## [WHAT YOU SHOULD DO]
Reproduce the records below exactly as shown.

^^^^^^^^^^^^^^^^

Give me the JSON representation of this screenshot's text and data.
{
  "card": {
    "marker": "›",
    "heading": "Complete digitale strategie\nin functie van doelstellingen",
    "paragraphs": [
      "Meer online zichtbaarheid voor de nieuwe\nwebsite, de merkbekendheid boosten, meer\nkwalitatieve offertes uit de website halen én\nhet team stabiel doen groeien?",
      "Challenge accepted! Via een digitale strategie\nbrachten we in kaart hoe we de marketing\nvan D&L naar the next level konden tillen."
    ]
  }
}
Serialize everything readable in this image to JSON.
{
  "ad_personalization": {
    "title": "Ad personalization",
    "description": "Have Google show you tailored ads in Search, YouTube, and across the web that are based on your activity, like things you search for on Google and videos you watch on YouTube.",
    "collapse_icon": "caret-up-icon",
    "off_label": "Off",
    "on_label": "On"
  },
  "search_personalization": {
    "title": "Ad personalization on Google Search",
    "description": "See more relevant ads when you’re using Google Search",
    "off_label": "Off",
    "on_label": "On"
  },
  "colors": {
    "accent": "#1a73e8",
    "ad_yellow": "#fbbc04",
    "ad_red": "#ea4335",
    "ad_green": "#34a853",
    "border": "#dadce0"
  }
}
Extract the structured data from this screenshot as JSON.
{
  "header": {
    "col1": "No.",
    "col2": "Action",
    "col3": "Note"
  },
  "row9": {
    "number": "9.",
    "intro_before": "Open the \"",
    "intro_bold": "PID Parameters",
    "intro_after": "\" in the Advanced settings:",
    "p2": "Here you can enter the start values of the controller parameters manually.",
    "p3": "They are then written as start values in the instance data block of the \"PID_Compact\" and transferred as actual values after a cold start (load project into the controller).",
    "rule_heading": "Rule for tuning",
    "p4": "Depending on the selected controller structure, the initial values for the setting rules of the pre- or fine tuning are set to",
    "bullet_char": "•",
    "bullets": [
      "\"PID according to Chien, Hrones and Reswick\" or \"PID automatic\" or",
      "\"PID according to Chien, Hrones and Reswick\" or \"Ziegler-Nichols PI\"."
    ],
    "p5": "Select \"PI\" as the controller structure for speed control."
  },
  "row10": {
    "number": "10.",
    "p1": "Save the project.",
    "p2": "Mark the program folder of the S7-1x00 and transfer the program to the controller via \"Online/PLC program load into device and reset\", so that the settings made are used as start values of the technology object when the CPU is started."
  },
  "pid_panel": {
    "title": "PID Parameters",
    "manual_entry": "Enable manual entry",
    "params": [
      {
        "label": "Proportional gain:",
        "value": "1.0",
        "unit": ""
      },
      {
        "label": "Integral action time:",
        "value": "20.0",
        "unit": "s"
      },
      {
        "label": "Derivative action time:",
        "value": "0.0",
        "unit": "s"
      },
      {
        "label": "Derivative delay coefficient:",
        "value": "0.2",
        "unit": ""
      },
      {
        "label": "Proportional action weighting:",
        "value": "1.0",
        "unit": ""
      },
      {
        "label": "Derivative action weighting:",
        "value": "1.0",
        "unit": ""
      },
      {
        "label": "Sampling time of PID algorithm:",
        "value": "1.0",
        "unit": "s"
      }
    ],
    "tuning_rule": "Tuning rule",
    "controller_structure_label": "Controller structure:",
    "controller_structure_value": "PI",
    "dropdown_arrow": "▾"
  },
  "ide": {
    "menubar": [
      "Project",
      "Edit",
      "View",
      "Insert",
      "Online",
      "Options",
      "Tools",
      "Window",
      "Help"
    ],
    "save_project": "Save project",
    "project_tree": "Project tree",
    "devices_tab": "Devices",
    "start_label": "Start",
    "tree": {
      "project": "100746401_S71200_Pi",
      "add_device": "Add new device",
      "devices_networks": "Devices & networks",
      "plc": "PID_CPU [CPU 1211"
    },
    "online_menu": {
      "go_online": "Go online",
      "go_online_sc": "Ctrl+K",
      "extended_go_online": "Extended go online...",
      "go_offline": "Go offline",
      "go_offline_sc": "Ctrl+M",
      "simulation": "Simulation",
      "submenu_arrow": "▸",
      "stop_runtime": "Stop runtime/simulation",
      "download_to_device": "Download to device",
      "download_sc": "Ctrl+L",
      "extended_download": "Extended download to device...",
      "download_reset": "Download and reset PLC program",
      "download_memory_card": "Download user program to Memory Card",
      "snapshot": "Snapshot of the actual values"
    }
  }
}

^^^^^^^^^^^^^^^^

## [EXERCISE RESPONSE]
Give me the JSON representation of this screenshot's text and data.
{
  "card": {
    "marker": "›",
    "heading": "Complete digitale strategie\nin functie van doelstellingen",
    "paragraphs": [
      "Meer online zichtbaarheid voor de nieuwe\nwebsite, de merkbekendheid boosten, meer\nkwalitatieve offertes uit de website halen én\nhet team stabiel doen groeien?",
      "Challenge accepted! Via een digitale strategie\nbrachten we in kaart hoe we de marketing\nvan D&L naar the next level konden tillen."
    ]
  }
}
Serialize everything readable in this image to JSON.
{
  "ad_personalization": {
    "title": "Ad personalization",
    "description": "Have Google show you tailored ads in Search, YouTube, and across the web that are based on your activity, like things you search for on Google and videos you watch on YouTube.",
    "collapse_icon": "caret-up-icon",
    "off_label": "Off",
    "on_label": "On"
  },
  "search_personalization": {
    "title": "Ad personalization on Google Search",
    "description": "See more relevant ads when you’re using Google Search",
    "off_label": "Off",
    "on_label": "On"
  },
  "colors": {
    "accent": "#1a73e8",
    "ad_yellow": "#fbbc04",
    "ad_red": "#ea4335",
    "ad_green": "#34a853",
    "border": "#dadce0"
  }
}
Extract the structured data from this screenshot as JSON.
{
  "header": {
    "col1": "No.",
    "col2": "Action",
    "col3": "Note"
  },
  "row9": {
    "number": "9.",
    "intro_before": "Open the \"",
    "intro_bold": "PID Parameters",
    "intro_after": "\" in the Advanced settings:",
    "p2": "Here you can enter the start values of the controller parameters manually.",
    "p3": "They are then written as start values in the instance data block of the \"PID_Compact\" and transferred as actual values after a cold start (load project into the controller).",
    "rule_heading": "Rule for tuning",
    "p4": "Depending on the selected controller structure, the initial values for the setting rules of the pre- or fine tuning are set to",
    "bullet_char": "•",
    "bullets": [
      "\"PID according to Chien, Hrones and Reswick\" or \"PID automatic\" or",
      "\"PID according to Chien, Hrones and Reswick\" or \"Ziegler-Nichols PI\"."
    ],
    "p5": "Select \"PI\" as the controller structure for speed control."
  },
  "row10": {
    "number": "10.",
    "p1": "Save the project.",
    "p2": "Mark the program folder of the S7-1x00 and transfer the program to the controller via \"Online/PLC program load into device and reset\", so that the settings made are used as start values of the technology object when the CPU is started."
  },
  "pid_panel": {
    "title": "PID Parameters",
    "manual_entry": "Enable manual entry",
    "params": [
      {
        "label": "Proportional gain:",
        "value": "1.0",
        "unit": ""
      },
      {
        "label": "Integral action time:",
        "value": "20.0",
        "unit": "s"
      },
      {
        "label": "Derivative action time:",
        "value": "0.0",
        "unit": "s"
      },
      {
        "label": "Derivative delay coefficient:",
        "value": "0.2",
        "unit": ""
      },
      {
        "label": "Proportional action weighting:",
        "value": "1.0",
        "unit": ""
      },
      {
        "label": "Derivative action weighting:",
        "value": "1.0",
        "unit": ""
      },
      {
        "label": "Sampling time of PID algorithm:",
        "value": "1.0",
        "unit": "s"
      }
    ],
    "tuning_rule": "Tuning rule",
    "controller_structure_label": "Controller structure:",
    "controller_structure_value": "PI",
    "dropdown_arrow": "▾"
  },
  "ide": {
    "menubar": [
      "Project",
      "Edit",
      "View",
      "Insert",
      "Online",
      "Options",
      "Tools",
      "Window",
      "Help"
    ],
    "save_project": "Save project",
    "project_tree": "Project tree",
    "devices_tab": "Devices",
    "start_label": "Start",
    "tree": {
      "project": "100746401_S71200_Pi",
      "add_device": "Add new device",
      "devices_networks": "Devices & networks",
      "plc": "PID_CPU [CPU 1211"
    },
    "online_menu": {
      "go_online": "Go online",
      "go_online_sc": "Ctrl+K",
      "extended_go_online": "Extended go online...",
      "go_offline": "Go offline",
      "go_offline_sc": "Ctrl+M",
      "simulation": "Simulation",
      "submenu_arrow": "▸",
      "stop_runtime": "Stop runtime/simulation",
      "download_to_device": "Download to device",
      "download_sc": "Ctrl+L",
      "extended_download": "Extended download to device...",
      "download_reset": "Download and reset PLC program",
      "download_memory_card": "Download user program to Memory Card",
      "snapshot": "Snapshot of the actual values"
    }
  }
}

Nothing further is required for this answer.